Your answer must be every record below, written out exactly as it appears.

[Extracted data entries]
• • • • •

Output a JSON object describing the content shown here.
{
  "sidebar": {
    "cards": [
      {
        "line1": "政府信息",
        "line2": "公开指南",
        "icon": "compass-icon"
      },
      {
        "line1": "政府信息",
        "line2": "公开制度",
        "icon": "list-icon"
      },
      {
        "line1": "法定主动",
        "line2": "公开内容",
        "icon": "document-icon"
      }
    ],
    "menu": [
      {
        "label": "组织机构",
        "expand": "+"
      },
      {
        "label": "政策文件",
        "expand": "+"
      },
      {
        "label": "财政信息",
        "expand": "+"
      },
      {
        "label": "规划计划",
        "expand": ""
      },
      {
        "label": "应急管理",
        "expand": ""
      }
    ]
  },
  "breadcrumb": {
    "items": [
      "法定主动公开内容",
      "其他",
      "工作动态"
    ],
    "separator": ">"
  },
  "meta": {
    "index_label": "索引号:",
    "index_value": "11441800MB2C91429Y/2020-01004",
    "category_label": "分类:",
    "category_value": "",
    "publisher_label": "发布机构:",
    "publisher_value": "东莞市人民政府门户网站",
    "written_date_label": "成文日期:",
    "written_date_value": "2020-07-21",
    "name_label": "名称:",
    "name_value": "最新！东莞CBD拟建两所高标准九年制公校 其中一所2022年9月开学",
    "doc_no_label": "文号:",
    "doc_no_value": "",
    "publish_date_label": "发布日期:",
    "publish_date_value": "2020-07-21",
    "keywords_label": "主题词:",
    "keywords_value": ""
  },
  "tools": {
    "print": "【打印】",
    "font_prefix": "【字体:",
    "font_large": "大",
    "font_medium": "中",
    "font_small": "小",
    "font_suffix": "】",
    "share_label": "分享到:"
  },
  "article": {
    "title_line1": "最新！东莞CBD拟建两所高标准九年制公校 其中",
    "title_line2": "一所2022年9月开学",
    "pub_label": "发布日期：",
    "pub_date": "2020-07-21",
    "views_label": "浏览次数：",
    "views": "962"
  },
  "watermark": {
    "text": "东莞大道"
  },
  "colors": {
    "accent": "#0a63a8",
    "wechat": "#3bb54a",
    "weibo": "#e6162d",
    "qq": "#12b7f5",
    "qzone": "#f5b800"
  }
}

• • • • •

▶ _SOLUTION FOR THIS TASK_:
Output a JSON object describing the content shown here.
{
  "sidebar": {
    "cards": [
      {
        "line1": "政府信息",
        "line2": "公开指南",
        "icon": "compass-icon"
      },
      {
        "line1": "政府信息",
        "line2": "公开制度",
        "icon": "list-icon"
      },
      {
        "line1": "法定主动",
        "line2": "公开内容",
        "icon": "document-icon"
      }
    ],
    "menu": [
      {
        "label": "组织机构",
        "expand": "+"
      },
      {
        "label": "政策文件",
        "expand": "+"
      },
      {
        "label": "财政信息",
        "expand": "+"
      },
      {
        "label": "规划计划",
        "expand": ""
      },
      {
        "label": "应急管理",
        "expand": ""
      }
    ]
  },
  "breadcrumb": {
    "items": [
      "法定主动公开内容",
      "其他",
      "工作动态"
    ],
    "separator": ">"
  },
  "meta": {
    "index_label": "索引号:",
    "index_value": "11441800MB2C91429Y/2020-01004",
    "category_label": "分类:",
    "category_value": "",
    "publisher_label": "发布机构:",
    "publisher_value": "东莞市人民政府门户网站",
    "written_date_label": "成文日期:",
    "written_date_value": "2020-07-21",
    "name_label": "名称:",
    "name_value": "最新！东莞CBD拟建两所高标准九年制公校 其中一所2022年9月开学",
    "doc_no_label": "文号:",
    "doc_no_value": "",
    "publish_date_label": "发布日期:",
    "publish_date_value": "2020-07-21",
    "keywords_label": "主题词:",
    "keywords_value": ""
  },
  "tools": {
    "print": "【打印】",
    "font_prefix": "【字体:",
    "font_large": "大",
    "font_medium": "中",
    "font_small": "小",
    "font_suffix": "】",
    "share_label": "分享到:"
  },
  "article": {
    "title_line1": "最新！东莞CBD拟建两所高标准九年制公校 其中",
    "title_line2": "一所2022年9月开学",
    "pub_label": "发布日期：",
    "pub_date": "2020-07-21",
    "views_label": "浏览次数：",
    "views": "962"
  },
  "watermark": {
    "text": "东莞大道"
  },
  "colors": {
    "accent": "#0a63a8",
    "wechat": "#3bb54a",
    "weibo": "#e6162d",
    "qq": "#12b7f5",
    "qzone": "#f5b800"
  }
}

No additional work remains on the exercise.